» **What is required**
Of the lines below, count those containing the word "icon". Reply with the number alone.

── Records supplied

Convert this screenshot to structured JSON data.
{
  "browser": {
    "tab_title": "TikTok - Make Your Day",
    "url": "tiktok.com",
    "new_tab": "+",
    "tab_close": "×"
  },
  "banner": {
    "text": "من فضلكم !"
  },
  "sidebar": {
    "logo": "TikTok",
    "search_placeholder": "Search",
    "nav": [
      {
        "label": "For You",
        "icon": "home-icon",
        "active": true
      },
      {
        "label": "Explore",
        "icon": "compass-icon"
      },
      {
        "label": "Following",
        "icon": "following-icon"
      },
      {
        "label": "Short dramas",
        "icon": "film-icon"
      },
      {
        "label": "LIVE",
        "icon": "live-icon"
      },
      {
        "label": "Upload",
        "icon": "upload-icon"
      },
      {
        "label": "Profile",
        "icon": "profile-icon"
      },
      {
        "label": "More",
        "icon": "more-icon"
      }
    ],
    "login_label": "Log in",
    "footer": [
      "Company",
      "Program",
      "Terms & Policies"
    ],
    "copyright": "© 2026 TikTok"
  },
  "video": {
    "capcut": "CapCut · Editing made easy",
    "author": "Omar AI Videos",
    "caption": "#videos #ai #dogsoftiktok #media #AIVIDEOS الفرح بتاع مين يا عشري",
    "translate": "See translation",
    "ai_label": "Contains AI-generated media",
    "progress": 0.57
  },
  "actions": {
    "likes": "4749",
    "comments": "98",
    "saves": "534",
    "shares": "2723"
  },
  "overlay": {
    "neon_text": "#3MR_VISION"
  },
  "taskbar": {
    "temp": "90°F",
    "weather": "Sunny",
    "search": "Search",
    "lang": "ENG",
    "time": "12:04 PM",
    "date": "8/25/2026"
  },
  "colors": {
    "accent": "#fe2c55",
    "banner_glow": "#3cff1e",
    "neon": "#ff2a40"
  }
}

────

» **Reply to the exercise**
8